This section is from the "Practical Banking" book, by Albert S. Bolles.
Railway bonds, secured by first mortgage on the entire road,would seem a safe class of investment with the exercise of ordinary prudence, and at one time were largely taken by some Savings banks. So vast and so constantly increasing are these great internal improvements, so enormous the flow and reflow of business over them, so immense the probable development of that business in the future, that such mortgages, if they could be had at a proper rate per mile, would be among the safest of investments, assuming reasonable care in selecting those of apparently permanent value. There is difficulty in ascertaining the history, legal position and amount of such mortgages, but not so great as to be insurmountable. The great objection is to the extravagant amount per mile of the bonds issued in many cases, compelling after a while the bond-holders to take the road It is always an undesirable thing for a trustee to be compelled to enter into a current business with the trust funds.
Municipal indebtedness has attained large proportions in this country, and has long furnished a field for private and corporate investment. Experience has fully shown that we must strike out from the list of Savings bank investments all municipal bonds issued in aid of any railway undertaking. The Legislatures of several States have recognized this, and after once allowing such investments by Savings banks have very judiciously forbidden them.
Subject to this exception, the public debt of local municipalities within the State where the Savings bank is located, is a sound class of investment, assuming, of course, the exercise of due care in the investigation of the origin and aggregate amount of such debt. You have the savings of many voters in your care. If invested in apparently sound municipal obligations, there is, besides legal remedies, a great force of public opinion to sustain your claim, and to bring about proper provision for payment of interest and principal. Experience shows that such debts, when not disproportionately large, or the result of some arbitrary and unpopular scheme, have been among the safest investments we have had.
It is evident that we must look elsewhere than to Government bonds alone for interest paying securities. The directions to look in are (i) mortgages on productive real estate to a high percentage of the total investments; (2) well selected municipal obligations; (3) selected railway first mortgages.
Those to avoid are (1) real estate of merely speculative value, and unimproved; (2) capital stock of railways or manufacturing corporations; (3) personal security; (4) railway aid bonds, and municipal bonds where the debt is large in proportion to the resources, or is the result of too sanguine speculation on the future.
Call-loans on deposit of collaterals form a large part of the business of some city Savings banks. No doubt, in a large commercial center, these may be safely and quickly made. The objection to them is that they tend to throw the whole management and selection of investments into the hands of some one person. However efficient such management may be for a time, we know that most great disasters have also arisen from this. Other investments, such as mortgage loans, or the purchase of securities, are usually, in well-managed banks, passed upon by a board or committee. This old-fogy method is the safest, and so far as practicable should be followed by institutions whose paramount object is safety.*
Some New England and other Savings banks have loaned funds on mortgage on lands in other States.

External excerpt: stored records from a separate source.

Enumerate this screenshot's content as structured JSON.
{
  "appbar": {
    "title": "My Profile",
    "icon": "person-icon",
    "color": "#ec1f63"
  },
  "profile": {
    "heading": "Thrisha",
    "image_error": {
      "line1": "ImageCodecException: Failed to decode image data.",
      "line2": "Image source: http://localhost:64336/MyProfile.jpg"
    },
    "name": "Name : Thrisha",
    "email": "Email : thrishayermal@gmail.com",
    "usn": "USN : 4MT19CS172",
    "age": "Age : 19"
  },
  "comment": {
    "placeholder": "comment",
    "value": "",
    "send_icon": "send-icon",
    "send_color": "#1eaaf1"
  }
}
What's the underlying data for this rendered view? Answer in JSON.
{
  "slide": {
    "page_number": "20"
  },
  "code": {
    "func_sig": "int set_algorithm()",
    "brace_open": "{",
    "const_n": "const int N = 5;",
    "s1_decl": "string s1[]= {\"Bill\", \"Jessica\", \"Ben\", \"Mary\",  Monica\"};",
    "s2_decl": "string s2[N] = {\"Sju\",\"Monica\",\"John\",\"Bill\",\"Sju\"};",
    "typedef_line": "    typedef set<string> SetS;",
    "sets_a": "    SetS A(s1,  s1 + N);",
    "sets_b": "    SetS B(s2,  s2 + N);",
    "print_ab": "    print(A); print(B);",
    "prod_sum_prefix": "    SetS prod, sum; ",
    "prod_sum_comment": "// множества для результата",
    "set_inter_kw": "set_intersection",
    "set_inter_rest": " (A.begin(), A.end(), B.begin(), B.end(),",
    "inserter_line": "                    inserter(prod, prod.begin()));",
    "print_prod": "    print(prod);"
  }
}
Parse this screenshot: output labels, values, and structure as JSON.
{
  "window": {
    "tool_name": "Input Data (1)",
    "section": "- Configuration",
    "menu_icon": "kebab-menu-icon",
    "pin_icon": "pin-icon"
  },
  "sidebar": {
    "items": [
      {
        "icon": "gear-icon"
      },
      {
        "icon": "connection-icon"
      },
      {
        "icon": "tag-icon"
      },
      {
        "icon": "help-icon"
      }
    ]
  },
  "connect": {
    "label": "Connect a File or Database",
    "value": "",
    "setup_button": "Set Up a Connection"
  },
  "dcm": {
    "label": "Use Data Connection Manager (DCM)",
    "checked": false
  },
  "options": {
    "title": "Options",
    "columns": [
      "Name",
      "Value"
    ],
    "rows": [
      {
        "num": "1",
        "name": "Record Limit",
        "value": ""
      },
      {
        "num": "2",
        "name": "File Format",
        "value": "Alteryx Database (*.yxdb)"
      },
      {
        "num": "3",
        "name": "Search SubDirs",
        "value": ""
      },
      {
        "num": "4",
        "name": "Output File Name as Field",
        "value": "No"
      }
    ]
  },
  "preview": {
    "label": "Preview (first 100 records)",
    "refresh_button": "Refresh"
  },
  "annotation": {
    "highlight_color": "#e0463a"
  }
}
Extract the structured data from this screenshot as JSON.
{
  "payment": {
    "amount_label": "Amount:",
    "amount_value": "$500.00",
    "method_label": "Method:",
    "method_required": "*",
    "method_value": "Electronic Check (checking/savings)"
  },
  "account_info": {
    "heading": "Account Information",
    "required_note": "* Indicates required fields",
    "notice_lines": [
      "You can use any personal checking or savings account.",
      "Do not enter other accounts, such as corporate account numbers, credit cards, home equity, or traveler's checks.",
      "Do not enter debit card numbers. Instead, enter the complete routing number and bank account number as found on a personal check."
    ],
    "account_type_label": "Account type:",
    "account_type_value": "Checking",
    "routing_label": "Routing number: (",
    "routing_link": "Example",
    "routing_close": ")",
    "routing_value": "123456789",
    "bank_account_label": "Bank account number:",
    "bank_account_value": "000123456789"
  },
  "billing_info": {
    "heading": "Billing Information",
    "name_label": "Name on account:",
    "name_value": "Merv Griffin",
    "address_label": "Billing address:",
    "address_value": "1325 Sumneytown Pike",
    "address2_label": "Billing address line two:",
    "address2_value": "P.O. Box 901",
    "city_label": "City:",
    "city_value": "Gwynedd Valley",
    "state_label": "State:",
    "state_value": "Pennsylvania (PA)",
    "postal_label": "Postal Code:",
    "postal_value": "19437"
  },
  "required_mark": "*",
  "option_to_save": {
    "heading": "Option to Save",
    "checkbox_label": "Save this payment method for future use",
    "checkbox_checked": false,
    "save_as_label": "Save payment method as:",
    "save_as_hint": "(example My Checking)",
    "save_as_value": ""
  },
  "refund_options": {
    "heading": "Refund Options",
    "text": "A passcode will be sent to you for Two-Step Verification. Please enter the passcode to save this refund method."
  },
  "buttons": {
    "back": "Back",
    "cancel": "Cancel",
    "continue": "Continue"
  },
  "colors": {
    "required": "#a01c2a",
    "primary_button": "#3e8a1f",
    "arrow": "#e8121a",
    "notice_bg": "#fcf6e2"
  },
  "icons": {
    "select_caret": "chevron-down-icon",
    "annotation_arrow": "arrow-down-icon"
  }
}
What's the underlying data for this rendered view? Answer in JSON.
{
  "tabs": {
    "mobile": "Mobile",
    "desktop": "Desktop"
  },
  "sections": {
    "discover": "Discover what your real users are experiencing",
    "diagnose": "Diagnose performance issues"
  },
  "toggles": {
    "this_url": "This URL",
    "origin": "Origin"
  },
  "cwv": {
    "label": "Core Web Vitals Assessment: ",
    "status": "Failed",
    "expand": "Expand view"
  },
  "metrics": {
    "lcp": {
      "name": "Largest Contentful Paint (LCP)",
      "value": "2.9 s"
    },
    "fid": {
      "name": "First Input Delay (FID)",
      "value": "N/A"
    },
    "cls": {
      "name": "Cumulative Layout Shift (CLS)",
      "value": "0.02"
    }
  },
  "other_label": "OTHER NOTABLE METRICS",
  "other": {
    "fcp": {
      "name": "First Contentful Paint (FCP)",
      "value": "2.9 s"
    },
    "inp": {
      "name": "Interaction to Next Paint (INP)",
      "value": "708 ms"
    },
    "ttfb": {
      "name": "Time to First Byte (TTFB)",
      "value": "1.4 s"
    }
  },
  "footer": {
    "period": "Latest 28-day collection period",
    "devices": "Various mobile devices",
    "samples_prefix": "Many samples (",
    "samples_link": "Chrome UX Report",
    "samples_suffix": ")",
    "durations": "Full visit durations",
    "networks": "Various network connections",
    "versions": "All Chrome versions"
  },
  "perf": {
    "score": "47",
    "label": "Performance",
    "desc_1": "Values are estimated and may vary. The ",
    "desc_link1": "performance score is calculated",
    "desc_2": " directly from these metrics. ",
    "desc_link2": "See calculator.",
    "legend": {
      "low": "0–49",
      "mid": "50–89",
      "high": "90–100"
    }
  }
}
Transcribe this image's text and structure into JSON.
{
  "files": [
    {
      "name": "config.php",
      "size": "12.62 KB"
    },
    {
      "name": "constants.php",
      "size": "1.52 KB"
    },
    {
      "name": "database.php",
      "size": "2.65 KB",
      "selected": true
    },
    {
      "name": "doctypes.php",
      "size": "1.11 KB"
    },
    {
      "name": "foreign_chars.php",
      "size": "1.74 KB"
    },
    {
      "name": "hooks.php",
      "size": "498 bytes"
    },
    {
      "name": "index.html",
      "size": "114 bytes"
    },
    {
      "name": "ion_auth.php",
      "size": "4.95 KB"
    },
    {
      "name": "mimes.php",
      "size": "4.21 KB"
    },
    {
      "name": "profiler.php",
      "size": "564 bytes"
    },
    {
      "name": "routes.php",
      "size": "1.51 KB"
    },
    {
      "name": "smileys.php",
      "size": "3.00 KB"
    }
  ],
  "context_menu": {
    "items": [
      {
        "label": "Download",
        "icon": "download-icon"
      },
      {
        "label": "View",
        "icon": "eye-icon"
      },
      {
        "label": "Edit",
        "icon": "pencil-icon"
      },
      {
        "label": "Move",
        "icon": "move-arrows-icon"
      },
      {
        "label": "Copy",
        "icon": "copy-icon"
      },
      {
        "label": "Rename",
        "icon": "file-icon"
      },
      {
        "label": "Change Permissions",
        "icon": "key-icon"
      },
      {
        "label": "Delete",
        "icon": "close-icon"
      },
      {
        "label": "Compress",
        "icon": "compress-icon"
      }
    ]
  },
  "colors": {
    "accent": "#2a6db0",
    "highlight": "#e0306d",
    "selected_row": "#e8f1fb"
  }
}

There is no reason why such loans on suitable and proper security should not be as good and safe in Massachusetts as in New York; but there is a great difficulty in being assured that you are getting proper security. At home your own board or your own investment committee can judge, depositors are more or less familiar with your securities, the risk of acting on other men's judgment, removed from your own responsibility, is avoided, your risk is less, your certainty of protection by the courts is greater. Prudence dictates that even in these days of easy locomotion and of assimilating business and values, you should not extend your reach too far and get beyond the range of your own vision and your own capacity to judge and act. It may be the office of a good judge to enlarge his jurisdiction, but it is not the duty of a prudent trustee.
The same reasons will apply to distant municipal and railway securities. And caution should be exercised in going beyond your own State as to any debt of local municipalities. My own view is that this should be prohibited, except, perhaps, in certain cases, such as well-known large cities whose affairs are conducted on a sound basis, and with the advantage of the best business talent. This is true of Boston, New York, Philadelphia and others, and is not affected by the fact that they have also been now and then Attacked by municipal thieves.
*A startling instance of the danger of this call-loan method has recently occurred in the Newark Savings Institution now insolvent.